_What is being asked_
What lines of the data below hold the string "updated"? Copy each one out.

++++++++++++++++++++

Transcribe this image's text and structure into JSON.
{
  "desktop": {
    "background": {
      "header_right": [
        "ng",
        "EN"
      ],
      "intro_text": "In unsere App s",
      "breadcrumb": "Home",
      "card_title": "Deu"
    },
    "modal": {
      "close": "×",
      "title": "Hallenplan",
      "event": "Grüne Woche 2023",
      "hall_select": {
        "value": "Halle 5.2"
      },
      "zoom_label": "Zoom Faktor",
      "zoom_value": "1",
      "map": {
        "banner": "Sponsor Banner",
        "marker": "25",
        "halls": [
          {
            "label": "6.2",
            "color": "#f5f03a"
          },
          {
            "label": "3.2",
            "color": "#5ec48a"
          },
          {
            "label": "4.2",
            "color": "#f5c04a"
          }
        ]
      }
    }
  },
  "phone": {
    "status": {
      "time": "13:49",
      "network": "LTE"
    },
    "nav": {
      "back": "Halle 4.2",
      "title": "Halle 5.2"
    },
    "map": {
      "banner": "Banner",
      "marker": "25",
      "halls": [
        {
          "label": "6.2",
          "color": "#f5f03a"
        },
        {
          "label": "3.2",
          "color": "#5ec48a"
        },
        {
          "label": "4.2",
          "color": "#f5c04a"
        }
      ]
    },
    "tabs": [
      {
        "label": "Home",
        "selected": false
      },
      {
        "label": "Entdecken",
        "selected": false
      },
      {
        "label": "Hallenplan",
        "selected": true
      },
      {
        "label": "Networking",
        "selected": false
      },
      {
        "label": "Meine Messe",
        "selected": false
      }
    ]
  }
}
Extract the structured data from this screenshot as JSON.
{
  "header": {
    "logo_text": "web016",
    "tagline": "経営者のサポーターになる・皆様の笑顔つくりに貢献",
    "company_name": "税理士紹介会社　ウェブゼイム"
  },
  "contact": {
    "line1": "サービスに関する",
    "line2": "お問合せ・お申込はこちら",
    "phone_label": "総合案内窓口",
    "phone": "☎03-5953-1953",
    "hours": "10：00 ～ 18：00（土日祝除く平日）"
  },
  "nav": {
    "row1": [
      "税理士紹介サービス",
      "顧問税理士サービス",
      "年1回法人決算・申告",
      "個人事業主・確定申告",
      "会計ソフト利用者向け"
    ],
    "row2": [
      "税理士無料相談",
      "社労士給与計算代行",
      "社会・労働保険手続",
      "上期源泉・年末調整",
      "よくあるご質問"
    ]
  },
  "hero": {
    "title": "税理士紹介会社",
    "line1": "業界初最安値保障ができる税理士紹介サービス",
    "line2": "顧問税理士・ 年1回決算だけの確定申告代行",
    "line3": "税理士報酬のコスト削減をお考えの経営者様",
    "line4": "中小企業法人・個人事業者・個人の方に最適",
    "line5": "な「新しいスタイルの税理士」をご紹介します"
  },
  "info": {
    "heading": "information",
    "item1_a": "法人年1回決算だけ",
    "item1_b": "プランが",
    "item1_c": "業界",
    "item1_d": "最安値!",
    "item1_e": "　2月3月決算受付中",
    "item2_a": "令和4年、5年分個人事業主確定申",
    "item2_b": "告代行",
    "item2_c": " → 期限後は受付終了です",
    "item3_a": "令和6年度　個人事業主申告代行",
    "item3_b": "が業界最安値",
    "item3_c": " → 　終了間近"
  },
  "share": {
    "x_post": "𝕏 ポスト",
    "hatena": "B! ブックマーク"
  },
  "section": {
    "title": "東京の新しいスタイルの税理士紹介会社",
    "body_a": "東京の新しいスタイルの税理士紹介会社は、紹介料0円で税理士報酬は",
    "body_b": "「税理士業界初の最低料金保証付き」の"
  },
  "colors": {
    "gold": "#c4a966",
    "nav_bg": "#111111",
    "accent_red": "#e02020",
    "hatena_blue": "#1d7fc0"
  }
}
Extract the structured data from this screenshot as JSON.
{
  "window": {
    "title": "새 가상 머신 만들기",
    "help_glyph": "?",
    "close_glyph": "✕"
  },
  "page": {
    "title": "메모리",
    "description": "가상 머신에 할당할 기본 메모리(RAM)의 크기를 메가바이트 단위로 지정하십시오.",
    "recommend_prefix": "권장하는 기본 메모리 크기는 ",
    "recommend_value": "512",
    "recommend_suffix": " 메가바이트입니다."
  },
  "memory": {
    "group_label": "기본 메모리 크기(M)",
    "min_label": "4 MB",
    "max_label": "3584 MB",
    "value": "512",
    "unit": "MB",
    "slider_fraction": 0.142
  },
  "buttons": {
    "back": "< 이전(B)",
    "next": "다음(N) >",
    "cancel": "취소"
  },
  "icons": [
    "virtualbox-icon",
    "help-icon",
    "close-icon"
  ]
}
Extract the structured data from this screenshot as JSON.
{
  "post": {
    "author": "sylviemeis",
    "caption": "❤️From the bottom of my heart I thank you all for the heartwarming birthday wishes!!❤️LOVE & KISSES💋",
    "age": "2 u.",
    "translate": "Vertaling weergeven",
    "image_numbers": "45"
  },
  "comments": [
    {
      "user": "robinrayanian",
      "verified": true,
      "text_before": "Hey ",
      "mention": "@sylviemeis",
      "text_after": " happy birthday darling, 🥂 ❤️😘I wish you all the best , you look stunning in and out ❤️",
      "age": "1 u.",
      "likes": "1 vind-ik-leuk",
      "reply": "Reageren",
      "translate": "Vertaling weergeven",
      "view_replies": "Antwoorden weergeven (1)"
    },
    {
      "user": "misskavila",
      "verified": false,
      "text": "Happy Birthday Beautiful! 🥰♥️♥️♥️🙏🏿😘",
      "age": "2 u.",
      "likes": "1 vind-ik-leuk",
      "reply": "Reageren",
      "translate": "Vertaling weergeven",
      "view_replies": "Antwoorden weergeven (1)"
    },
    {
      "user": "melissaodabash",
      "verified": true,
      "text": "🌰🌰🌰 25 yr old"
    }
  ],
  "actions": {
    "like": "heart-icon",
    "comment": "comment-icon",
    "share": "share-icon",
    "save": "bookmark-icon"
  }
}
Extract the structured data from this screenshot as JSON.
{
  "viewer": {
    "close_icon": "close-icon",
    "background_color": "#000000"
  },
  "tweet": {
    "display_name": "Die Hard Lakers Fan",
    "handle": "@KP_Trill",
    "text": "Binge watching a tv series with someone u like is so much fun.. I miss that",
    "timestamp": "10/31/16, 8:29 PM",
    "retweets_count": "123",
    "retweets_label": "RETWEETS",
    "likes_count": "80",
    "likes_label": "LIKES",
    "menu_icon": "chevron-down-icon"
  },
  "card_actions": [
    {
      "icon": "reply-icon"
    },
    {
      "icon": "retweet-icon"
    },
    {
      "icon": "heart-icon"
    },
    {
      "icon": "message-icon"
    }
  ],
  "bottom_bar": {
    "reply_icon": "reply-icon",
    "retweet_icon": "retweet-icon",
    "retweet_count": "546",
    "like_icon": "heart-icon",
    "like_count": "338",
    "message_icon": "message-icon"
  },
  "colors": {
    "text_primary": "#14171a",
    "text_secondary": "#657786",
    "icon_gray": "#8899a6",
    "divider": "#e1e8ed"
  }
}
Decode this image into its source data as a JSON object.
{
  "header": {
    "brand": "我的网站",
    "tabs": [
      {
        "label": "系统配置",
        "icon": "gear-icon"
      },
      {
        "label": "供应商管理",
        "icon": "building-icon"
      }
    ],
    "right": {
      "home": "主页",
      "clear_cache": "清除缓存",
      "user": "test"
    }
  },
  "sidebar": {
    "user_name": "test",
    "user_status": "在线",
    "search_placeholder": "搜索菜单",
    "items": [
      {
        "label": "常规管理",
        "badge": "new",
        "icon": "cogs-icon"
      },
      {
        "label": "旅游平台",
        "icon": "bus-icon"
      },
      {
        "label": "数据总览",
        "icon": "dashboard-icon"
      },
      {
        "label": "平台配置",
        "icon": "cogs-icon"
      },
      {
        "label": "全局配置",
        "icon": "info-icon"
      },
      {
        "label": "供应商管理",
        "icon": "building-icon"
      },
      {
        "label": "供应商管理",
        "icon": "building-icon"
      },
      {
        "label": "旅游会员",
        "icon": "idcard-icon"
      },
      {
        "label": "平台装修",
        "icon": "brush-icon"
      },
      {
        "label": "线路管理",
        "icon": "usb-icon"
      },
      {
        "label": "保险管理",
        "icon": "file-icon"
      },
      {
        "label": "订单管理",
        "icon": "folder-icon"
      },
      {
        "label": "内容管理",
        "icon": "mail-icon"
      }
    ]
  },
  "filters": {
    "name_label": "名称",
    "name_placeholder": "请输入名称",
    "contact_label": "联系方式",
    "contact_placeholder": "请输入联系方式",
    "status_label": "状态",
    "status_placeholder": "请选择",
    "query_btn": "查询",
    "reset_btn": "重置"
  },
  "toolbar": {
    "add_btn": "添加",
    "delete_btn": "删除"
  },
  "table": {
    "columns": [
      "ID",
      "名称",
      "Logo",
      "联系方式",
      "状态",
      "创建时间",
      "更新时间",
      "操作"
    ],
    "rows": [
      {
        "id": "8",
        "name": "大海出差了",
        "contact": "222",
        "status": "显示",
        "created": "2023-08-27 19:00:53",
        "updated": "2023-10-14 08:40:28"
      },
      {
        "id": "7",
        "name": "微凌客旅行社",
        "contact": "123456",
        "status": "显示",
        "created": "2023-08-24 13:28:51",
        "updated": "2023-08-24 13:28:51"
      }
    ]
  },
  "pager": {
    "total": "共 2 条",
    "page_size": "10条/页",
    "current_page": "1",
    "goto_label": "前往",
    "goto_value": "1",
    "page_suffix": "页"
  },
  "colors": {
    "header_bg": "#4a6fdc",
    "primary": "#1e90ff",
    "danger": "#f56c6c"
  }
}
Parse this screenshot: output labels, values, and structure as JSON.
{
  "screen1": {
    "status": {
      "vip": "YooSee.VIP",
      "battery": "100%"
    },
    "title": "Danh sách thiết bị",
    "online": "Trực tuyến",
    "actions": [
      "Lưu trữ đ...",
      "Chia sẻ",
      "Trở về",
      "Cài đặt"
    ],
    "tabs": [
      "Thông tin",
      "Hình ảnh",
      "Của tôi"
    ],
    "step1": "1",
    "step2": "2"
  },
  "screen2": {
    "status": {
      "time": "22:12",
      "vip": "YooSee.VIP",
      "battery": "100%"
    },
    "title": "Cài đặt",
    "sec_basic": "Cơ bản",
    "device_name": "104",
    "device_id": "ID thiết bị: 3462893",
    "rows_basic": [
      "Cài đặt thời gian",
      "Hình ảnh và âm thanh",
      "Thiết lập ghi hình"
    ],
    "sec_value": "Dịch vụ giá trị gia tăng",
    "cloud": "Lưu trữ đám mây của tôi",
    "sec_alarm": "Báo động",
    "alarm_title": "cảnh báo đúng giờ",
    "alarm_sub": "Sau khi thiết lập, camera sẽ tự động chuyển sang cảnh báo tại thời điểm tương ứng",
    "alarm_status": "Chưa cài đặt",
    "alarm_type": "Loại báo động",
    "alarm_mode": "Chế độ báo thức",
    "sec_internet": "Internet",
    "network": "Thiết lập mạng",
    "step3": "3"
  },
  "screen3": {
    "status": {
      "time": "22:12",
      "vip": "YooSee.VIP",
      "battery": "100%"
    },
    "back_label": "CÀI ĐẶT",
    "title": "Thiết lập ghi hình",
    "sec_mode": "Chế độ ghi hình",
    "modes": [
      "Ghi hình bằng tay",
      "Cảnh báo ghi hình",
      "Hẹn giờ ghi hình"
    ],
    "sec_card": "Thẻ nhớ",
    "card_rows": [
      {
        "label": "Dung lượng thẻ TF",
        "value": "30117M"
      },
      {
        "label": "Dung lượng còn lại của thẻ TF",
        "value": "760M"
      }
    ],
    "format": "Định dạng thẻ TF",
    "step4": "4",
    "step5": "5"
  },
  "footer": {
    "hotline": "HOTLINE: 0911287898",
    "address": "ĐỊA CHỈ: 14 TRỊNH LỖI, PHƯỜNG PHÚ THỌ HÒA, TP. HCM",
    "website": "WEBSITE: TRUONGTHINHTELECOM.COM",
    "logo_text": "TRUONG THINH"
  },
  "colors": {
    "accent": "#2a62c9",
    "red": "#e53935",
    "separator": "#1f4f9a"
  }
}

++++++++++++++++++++

_Response area_
        "updated": "2023-10-14 08:40:28"
        "updated": "2023-08-24 13:28:51"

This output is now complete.